Bruce Bialosky

West made clear that his role as a Congressman was far less important than maintaining his family life. He returns to his wife and daughters in Florida every weekend, and he has maintained his regimen of running – and not gaining any weight! – since entering Congress. He considers running one of his hobbies, along with scuba diving and following college sports, particularly those involving his two alma maters, Tennessee and Kansas State (where he received his master’s degree).

Mr. West has not yet committed to a Presidential candidate. He appears to be waiting for the voters to determine the best person to run against Barack Obama. He feels strongly that the candidates do themselves a disservice by participating in debates hosted by unfriendly organizations like MSNBC. He believes that this is a no-win situation in which they are being set up for a fall. Hopefully, the standard bearer will wisely choose who moderates the debates against Obama, making sure that the Republican gets as even-handed a situation as possible, even with a media so heavily biased in favor of the President.

I asked Congressman West about the obvious difference in demeanor between himself and President Obama. Whereas Obama often gloats in blatant self-promotion during his speeches, you could never imagine West doing such a thing. West spoke of the difference in the background of the two men. He referred to his own military career which, combined with his modest upbringing, gave him an entirely different perspective than the President. To West it is never about himself; it is about what is right, and what is best for the country.
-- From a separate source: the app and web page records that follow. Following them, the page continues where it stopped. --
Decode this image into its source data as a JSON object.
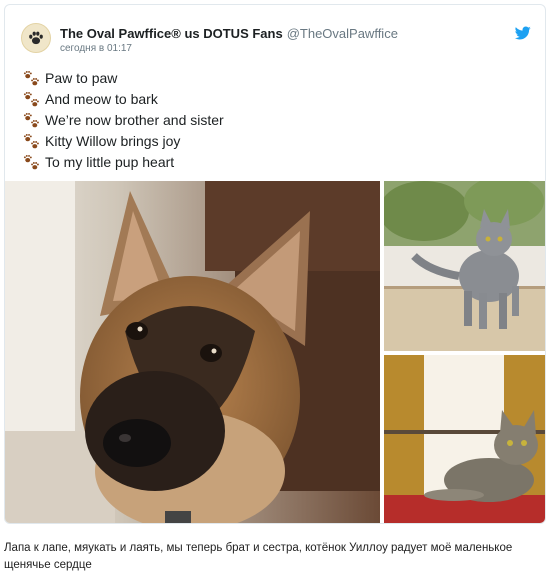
{
  "tweet": {
    "author": {
      "display_name": "The Oval Pawffice® us DOTUS Fans",
      "handle": "@TheOvalPawffice",
      "avatar_icon": "paw-icon"
    },
    "timestamp": "сегодня в 01:17",
    "brand_icon": "twitter-bird-icon",
    "brand_color": "#1da1f2",
    "line_emoji": "paw-prints-emoji",
    "lines": [
      "Paw to paw",
      "And meow to bark",
      "We’re now brother and sister",
      "Kitty Willow brings joy",
      "To my little pup heart"
    ],
    "media": [
      "german-shepherd-puppy-photo",
      "gray-cat-walking-photo",
      "gray-cat-lying-photo"
    ]
  },
  "caption": "Лапа к лапе, мяукать и лаять, мы теперь брат и сестра, котёнок Уиллоу радует моё маленькое щенячье сердце"
}
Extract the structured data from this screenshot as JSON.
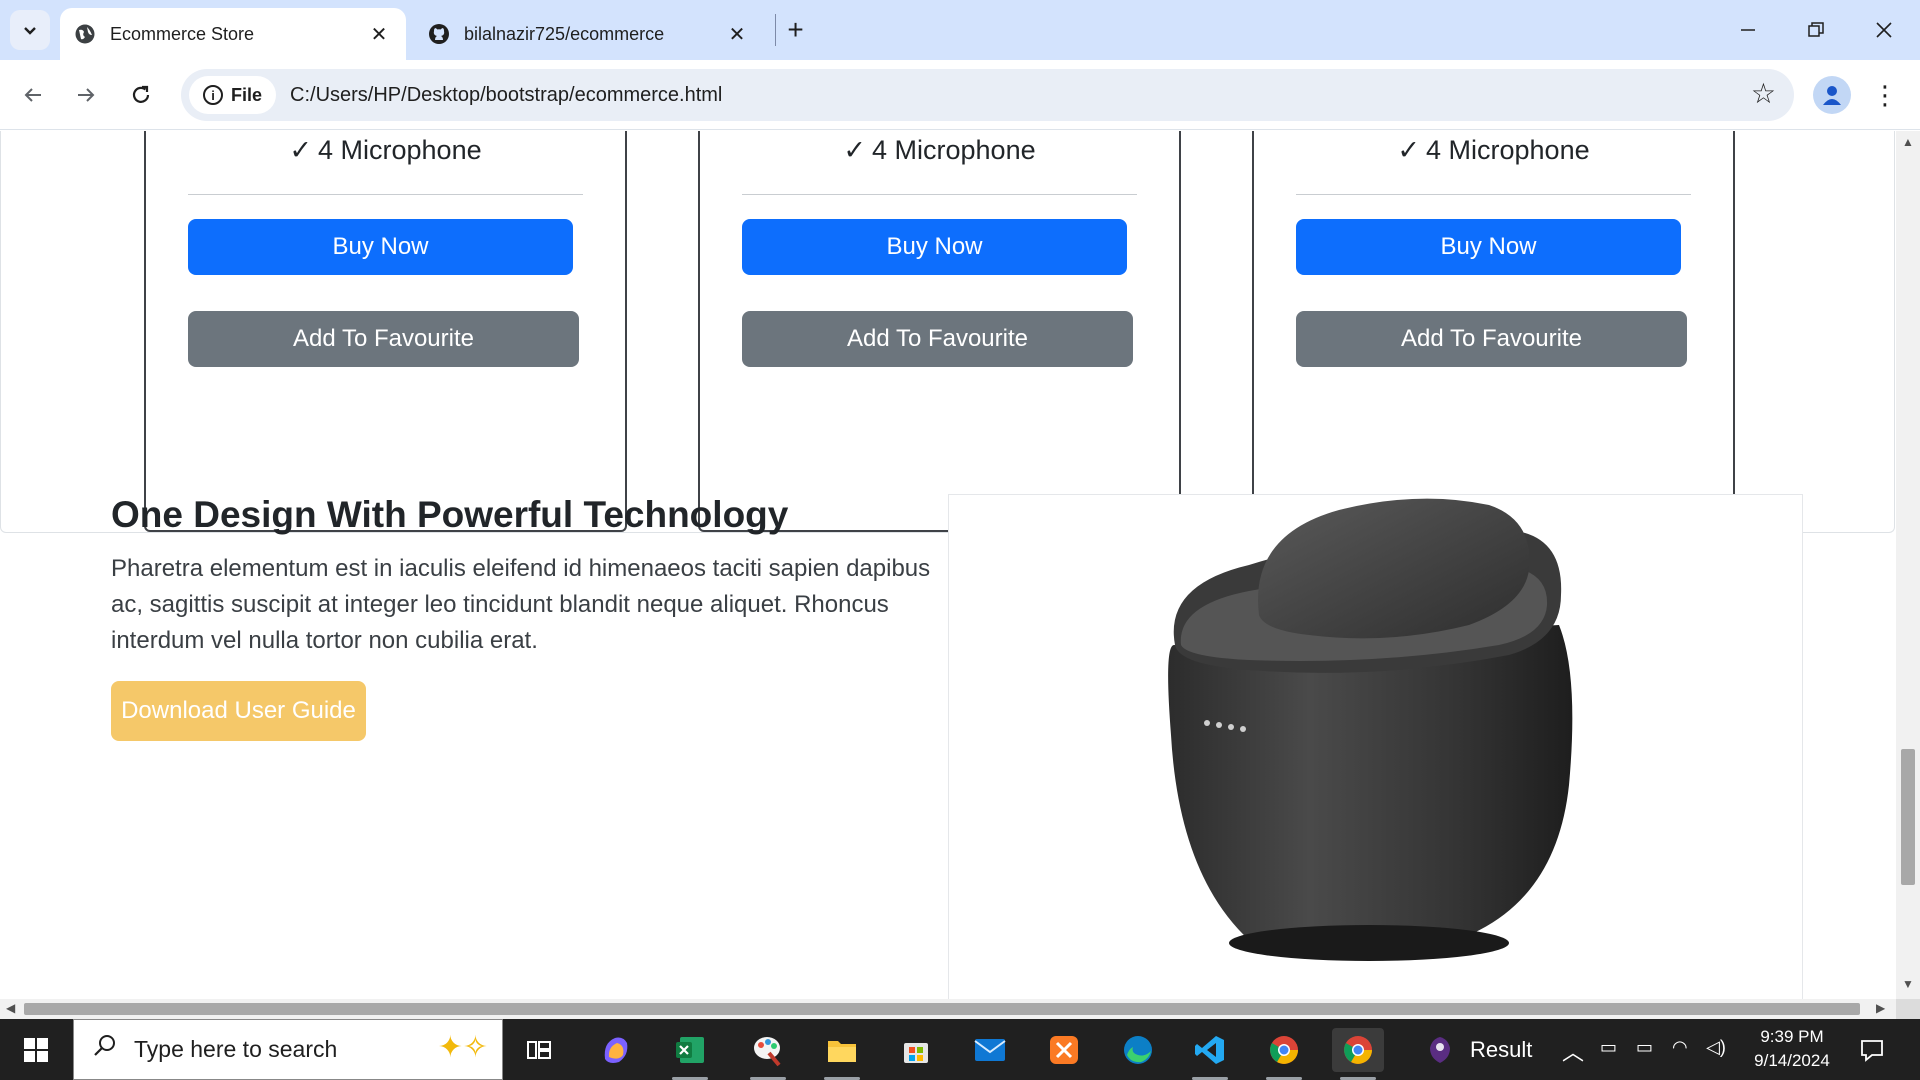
{
  "browser": {
    "tabs": [
      {
        "title": "Ecommerce Store",
        "favicon": "globe-icon",
        "active": true
      },
      {
        "title": "bilalnazir725/ecommerce",
        "favicon": "github-icon",
        "active": false
      }
    ],
    "new_tab_label": "+",
    "toolbar": {
      "site_chip": "File",
      "url": "C:/Users/HP/Desktop/bootstrap/ecommerce.html"
    }
  },
  "cards": [
    {
      "feature": "4 Microphone",
      "buy_label": "Buy Now",
      "fav_label": "Add To Favourite"
    },
    {
      "feature": "4 Microphone",
      "buy_label": "Buy Now",
      "fav_label": "Add To Favourite"
    },
    {
      "feature": "4 Microphone",
      "buy_label": "Buy Now",
      "fav_label": "Add To Favourite"
    }
  ],
  "feature_section": {
    "title": "One Design With Powerful Technology",
    "description": "Pharetra elementum est in iaculis eleifend id himenaeos taciti sapien dapibus ac, sagittis suscipit at integer leo tincidunt blandit neque aliquet. Rhoncus interdum vel nulla tortor non cubilia erat.",
    "button_label": "Download User Guide",
    "image": "smart-speaker-image"
  },
  "colors": {
    "primary": "#0d6efd",
    "secondary": "#6c757d",
    "warning": "#f5c869"
  },
  "taskbar": {
    "search_placeholder": "Type here to search",
    "apps": [
      "task-view-icon",
      "copilot-icon",
      "excel-icon",
      "paint-icon",
      "file-explorer-icon",
      "microsoft-store-icon",
      "mail-icon",
      "xampp-icon",
      "edge-icon",
      "vscode-icon",
      "chrome-icon",
      "chrome-active-icon"
    ],
    "result_label": "Result",
    "time": "9:39 PM",
    "date": "9/14/2024"
  }
}
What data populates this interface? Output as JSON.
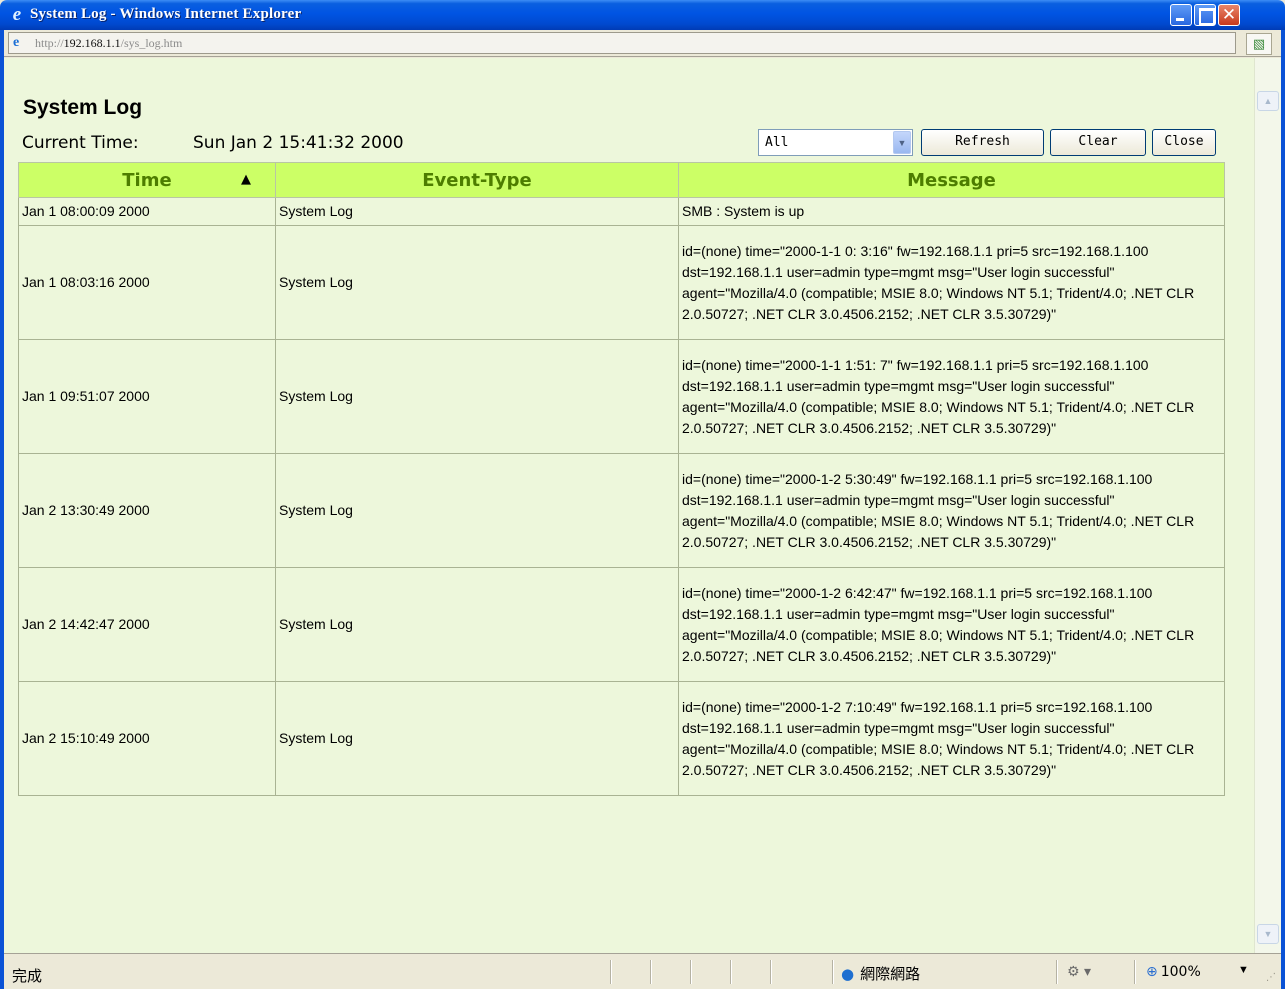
{
  "window": {
    "title": "System Log - Windows Internet Explorer",
    "url_prefix": "http://",
    "url_host": "192.168.1.1",
    "url_path": "/sys_log.htm"
  },
  "page": {
    "title": "System Log",
    "current_time_label": "Current Time:",
    "current_time_value": "Sun Jan 2 15:41:32 2000",
    "filter_value": "All",
    "buttons": {
      "refresh": "Refresh",
      "clear": "Clear",
      "close": "Close"
    }
  },
  "table": {
    "columns": [
      "Time",
      "Event-Type",
      "Message"
    ],
    "sort_indicator": "▲",
    "rows": [
      {
        "time": "Jan 1 08:00:09 2000",
        "event": "System Log",
        "message": "SMB : System is up"
      },
      {
        "time": "Jan 1 08:03:16 2000",
        "event": "System Log",
        "message": "id=(none) time=\"2000-1-1 0: 3:16\" fw=192.168.1.1 pri=5 src=192.168.1.100 dst=192.168.1.1 user=admin type=mgmt msg=\"User login successful\" agent=\"Mozilla/4.0 (compatible; MSIE 8.0; Windows NT 5.1; Trident/4.0; .NET CLR 2.0.50727; .NET CLR 3.0.4506.2152; .NET CLR 3.5.30729)\""
      },
      {
        "time": "Jan 1 09:51:07 2000",
        "event": "System Log",
        "message": "id=(none) time=\"2000-1-1 1:51: 7\" fw=192.168.1.1 pri=5 src=192.168.1.100 dst=192.168.1.1 user=admin type=mgmt msg=\"User login successful\" agent=\"Mozilla/4.0 (compatible; MSIE 8.0; Windows NT 5.1; Trident/4.0; .NET CLR 2.0.50727; .NET CLR 3.0.4506.2152; .NET CLR 3.5.30729)\""
      },
      {
        "time": "Jan 2 13:30:49 2000",
        "event": "System Log",
        "message": "id=(none) time=\"2000-1-2 5:30:49\" fw=192.168.1.1 pri=5 src=192.168.1.100 dst=192.168.1.1 user=admin type=mgmt msg=\"User login successful\" agent=\"Mozilla/4.0 (compatible; MSIE 8.0; Windows NT 5.1; Trident/4.0; .NET CLR 2.0.50727; .NET CLR 3.0.4506.2152; .NET CLR 3.5.30729)\""
      },
      {
        "time": "Jan 2 14:42:47 2000",
        "event": "System Log",
        "message": "id=(none) time=\"2000-1-2 6:42:47\" fw=192.168.1.1 pri=5 src=192.168.1.100 dst=192.168.1.1 user=admin type=mgmt msg=\"User login successful\" agent=\"Mozilla/4.0 (compatible; MSIE 8.0; Windows NT 5.1; Trident/4.0; .NET CLR 2.0.50727; .NET CLR 3.0.4506.2152; .NET CLR 3.5.30729)\""
      },
      {
        "time": "Jan 2 15:10:49 2000",
        "event": "System Log",
        "message": "id=(none) time=\"2000-1-2 7:10:49\" fw=192.168.1.1 pri=5 src=192.168.1.100 dst=192.168.1.1 user=admin type=mgmt msg=\"User login successful\" agent=\"Mozilla/4.0 (compatible; MSIE 8.0; Windows NT 5.1; Trident/4.0; .NET CLR 2.0.50727; .NET CLR 3.0.4506.2152; .NET CLR 3.5.30729)\""
      }
    ]
  },
  "status": {
    "text": "完成",
    "zone": "網際網路",
    "zoom": "100%"
  },
  "colors": {
    "page_bg": "#EDF7DB",
    "header_bg": "#CCFF66",
    "header_text": "#4d7d00"
  },
  "icons": {
    "title": "ie-logo-icon",
    "address": "ie-page-icon",
    "compat": "compatibility-view-icon",
    "zone": "globe-icon",
    "protected": "protected-mode-icon",
    "zoom": "zoom-icon"
  }
}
The most stirring part of our interview occurred when I asked the Congressman what he found most surprising about his first 10 months in Washington. He replied: “The comfort that some people have with lying.” As a man of principle, and a veteran of a long military career, he is unaccustomed to and clearly uncomfortable with that behavior. In the military, if you lie it can cost lives, and it was crystal clear during his 2010 campaign that the reason West created such a stir was his habit of speaking the truth. That is very different from the Washington culture, where speaking the truth is considered a gaffe.

Allen West’s political future remains undefined. Because Democrats don’t like seeing a Black man so visibly and coherently speaking for the opposition, he has become a colossal target for the left. November 2012 will determine much for him, but he has amassed a strong campaign fund and is prepared for any challenge. You can rest assured that any national spotlight that Allen West earns is because of who he is and what he stands for, and not – like too many other politicians – because he grabs every nearby microphone.


Bruce Bialosky

Bruce Bialosky is the founder of the Republican Jewish Coalition of California and a former Presidential appointee. Follow him on Twitter @brucebialosky or contact him at bruce@bialosky.biz.